What you should do → Every line of the data should be written out exactly, with the pictures left out.

Task material →
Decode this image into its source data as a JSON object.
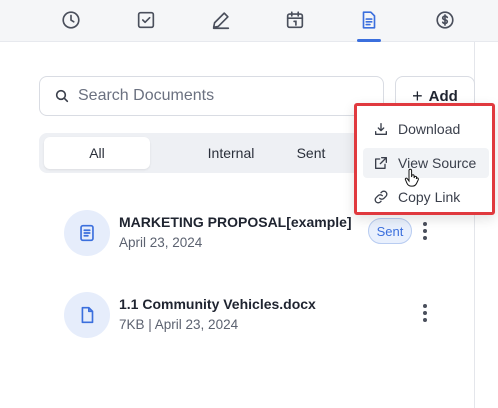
{
  "toolbar": {
    "icons": [
      "clock-icon",
      "checkbox-icon",
      "pen-icon",
      "calendar-icon",
      "document-icon",
      "dollar-icon"
    ],
    "active": "document-icon",
    "accent": "#3b6fdd"
  },
  "search": {
    "placeholder": "Search Documents"
  },
  "add_button": {
    "label": "Add"
  },
  "tabs": [
    {
      "label": "All",
      "active": true
    },
    {
      "label": "Internal",
      "active": false
    },
    {
      "label": "Sent",
      "active": false
    }
  ],
  "documents": [
    {
      "title": "MARKETING PROPOSAL[example]",
      "subtitle": "April 23, 2024",
      "badge": "Sent",
      "icon": "document-icon"
    },
    {
      "title": "1.1 Community Vehicles.docx",
      "subtitle": "7KB | April 23, 2024",
      "icon": "file-icon"
    }
  ],
  "context_menu": {
    "highlight_color": "#e0393e",
    "items": [
      {
        "label": "Download",
        "icon": "download-icon"
      },
      {
        "label": "View Source",
        "icon": "external-link-icon",
        "hovered": true
      },
      {
        "label": "Copy Link",
        "icon": "link-icon"
      }
    ]
  }
}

Task result →
Decode this image into its source data as a JSON object.
{
  "toolbar": {
    "icons": [
      "clock-icon",
      "checkbox-icon",
      "pen-icon",
      "calendar-icon",
      "document-icon",
      "dollar-icon"
    ],
    "active": "document-icon",
    "accent": "#3b6fdd"
  },
  "search": {
    "placeholder": "Search Documents"
  },
  "add_button": {
    "label": "Add"
  },
  "tabs": [
    {
      "label": "All",
      "active": true
    },
    {
      "label": "Internal",
      "active": false
    },
    {
      "label": "Sent",
      "active": false
    }
  ],
  "documents": [
    {
      "title": "MARKETING PROPOSAL[example]",
      "subtitle": "April 23, 2024",
      "badge": "Sent",
      "icon": "document-icon"
    },
    {
      "title": "1.1 Community Vehicles.docx",
      "subtitle": "7KB | April 23, 2024",
      "icon": "file-icon"
    }
  ],
  "context_menu": {
    "highlight_color": "#e0393e",
    "items": [
      {
        "label": "Download",
        "icon": "download-icon"
      },
      {
        "label": "View Source",
        "icon": "external-link-icon",
        "hovered": true
      },
      {
        "label": "Copy Link",
        "icon": "link-icon"
      }
    ]
  }
}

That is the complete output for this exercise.